Work required
Any image found in the entries is to be skipped; the rest is returned word for word.

Records drawn from a dataset
○ ○ ○ ○ ○ ○ ○

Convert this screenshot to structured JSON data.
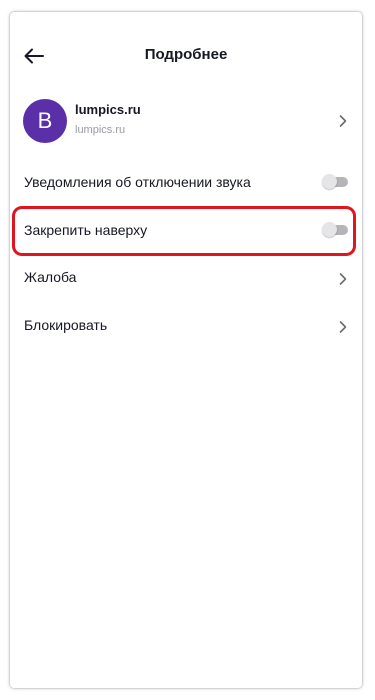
{
  "header": {
    "title": "Подробнее",
    "back_icon": "arrow-left-icon"
  },
  "profile": {
    "avatar_letter": "B",
    "avatar_color": "#5a2fa8",
    "name": "lumpics.ru",
    "username": "lumpics.ru",
    "chevron_icon": "chevron-right-icon"
  },
  "settings": {
    "mute_notifications": {
      "label": "Уведомления об отключении звука",
      "enabled": false
    },
    "pin_to_top": {
      "label": "Закрепить наверху",
      "enabled": false,
      "highlighted": true
    },
    "report": {
      "label": "Жалоба"
    },
    "block": {
      "label": "Блокировать"
    }
  },
  "colors": {
    "highlight_border": "#e0151f",
    "toggle_track": "#b4b5b8",
    "toggle_knob": "#e5e5e7"
  }
}
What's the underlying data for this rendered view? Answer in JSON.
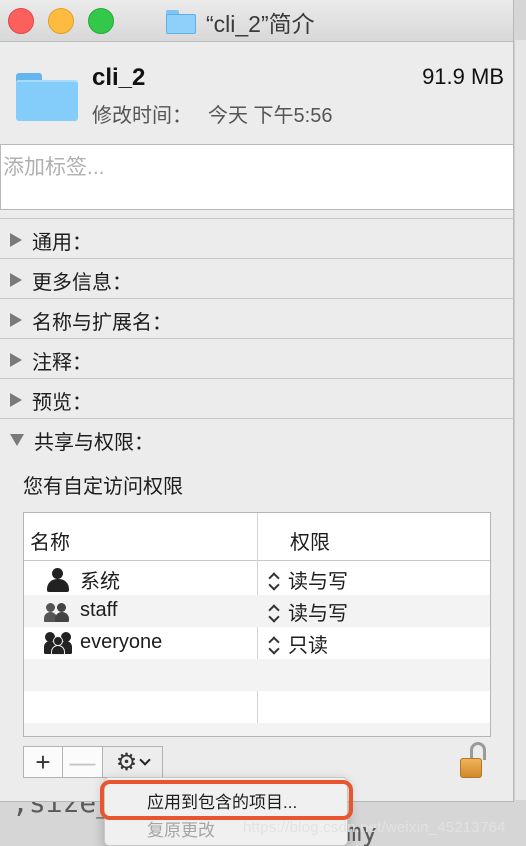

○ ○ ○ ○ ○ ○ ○

Written answer
Convert this screenshot to structured JSON data.
{
  "header": {
    "title": "Подробнее",
    "back_icon": "arrow-left-icon"
  },
  "profile": {
    "avatar_letter": "B",
    "avatar_color": "#5a2fa8",
    "name": "lumpics.ru",
    "username": "lumpics.ru",
    "chevron_icon": "chevron-right-icon"
  },
  "settings": {
    "mute_notifications": {
      "label": "Уведомления об отключении звука",
      "enabled": false
    },
    "pin_to_top": {
      "label": "Закрепить наверху",
      "enabled": false,
      "highlighted": true
    },
    "report": {
      "label": "Жалоба"
    },
    "block": {
      "label": "Блокировать"
    }
  },
  "colors": {
    "highlight_border": "#e0151f",
    "toggle_track": "#b4b5b8",
    "toggle_knob": "#e5e5e7"
  }
}
What's the underlying data for this rendered view? Answer in JSON.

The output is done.